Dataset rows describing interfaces
---

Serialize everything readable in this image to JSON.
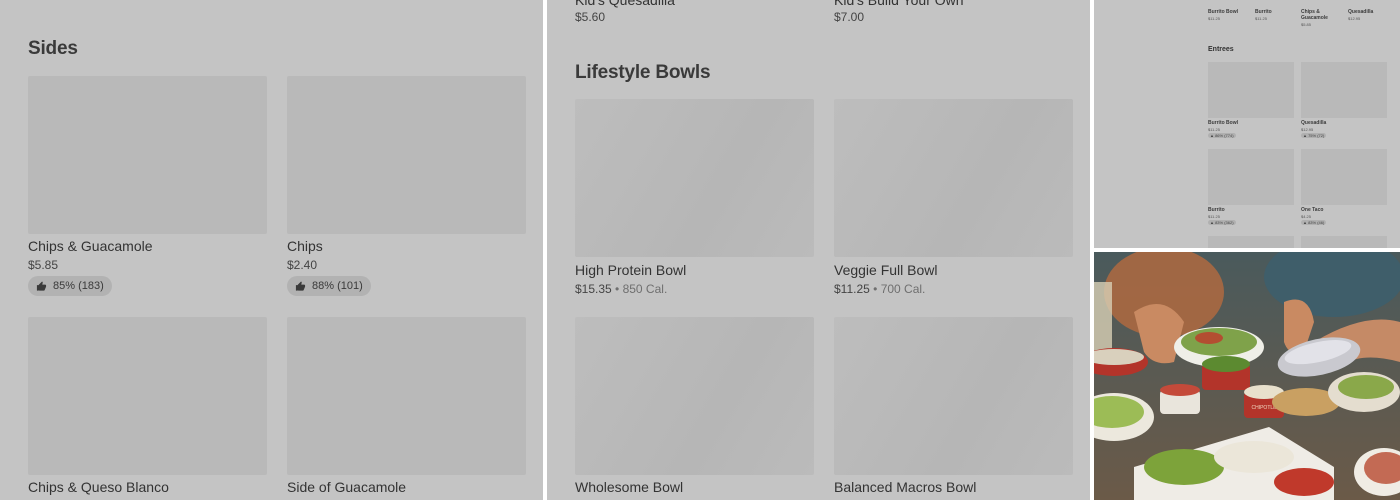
{
  "panel1": {
    "section_title": "Sides",
    "items": [
      {
        "name": "Chips & Guacamole",
        "price": "$5.85",
        "rating": "85% (183)"
      },
      {
        "name": "Chips",
        "price": "$2.40",
        "rating": "88% (101)"
      },
      {
        "name": "Chips & Queso Blanco"
      },
      {
        "name": "Side of Guacamole"
      }
    ]
  },
  "panel2": {
    "top_items": [
      {
        "name": "Kid's Quesadilla",
        "price": "$5.60"
      },
      {
        "name": "Kid's Build Your Own",
        "price": "$7.00"
      }
    ],
    "section_title": "Lifestyle Bowls",
    "items": [
      {
        "name": "High Protein Bowl",
        "price": "$15.35",
        "calories": "850 Cal."
      },
      {
        "name": "Veggie Full Bowl",
        "price": "$11.25",
        "calories": "700 Cal."
      },
      {
        "name": "Wholesome Bowl"
      },
      {
        "name": "Balanced Macros Bowl"
      }
    ],
    "separator": " • "
  },
  "panel3": {
    "top_row": [
      {
        "name": "Burrito Bowl",
        "price": "$11.25"
      },
      {
        "name": "Burrito",
        "price": "$11.25"
      },
      {
        "name": "Chips & Guacamole",
        "price": "$5.85"
      },
      {
        "name": "Quesadilla",
        "price": "$12.95"
      }
    ],
    "section_title": "Entrees",
    "items": [
      {
        "name": "Burrito Bowl",
        "price": "$11.25",
        "rating": "86% (774)"
      },
      {
        "name": "Quesadilla",
        "price": "$12.95",
        "rating": "75% (72)"
      },
      {
        "name": "Burrito",
        "price": "$11.25",
        "rating": "83% (362)"
      },
      {
        "name": "One Taco",
        "price": "$4.25",
        "rating": "83% (46)"
      }
    ]
  },
  "photo": {
    "cup_label": "CHIPOTLE"
  },
  "colors": {
    "overlay": "#c4c4c4",
    "placeholder": "#b9b9b9",
    "text": "#333333"
  }
}
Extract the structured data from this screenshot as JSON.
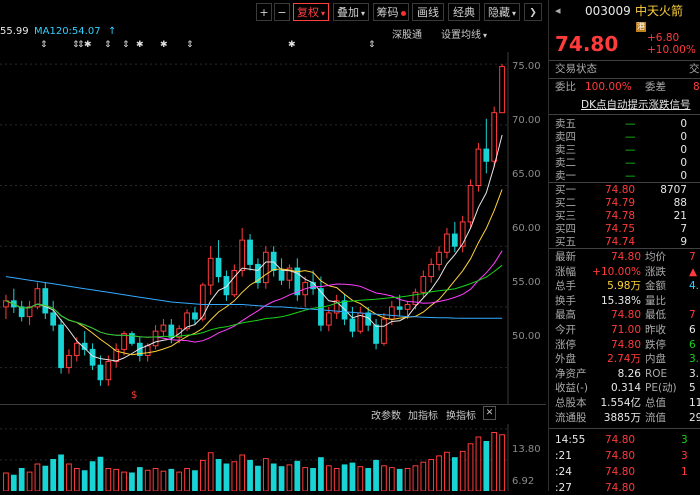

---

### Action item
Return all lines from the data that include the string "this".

### Problem solution
Serialize everything readable in this image to JSON.
Extract the structured data from this screenshot as JSON.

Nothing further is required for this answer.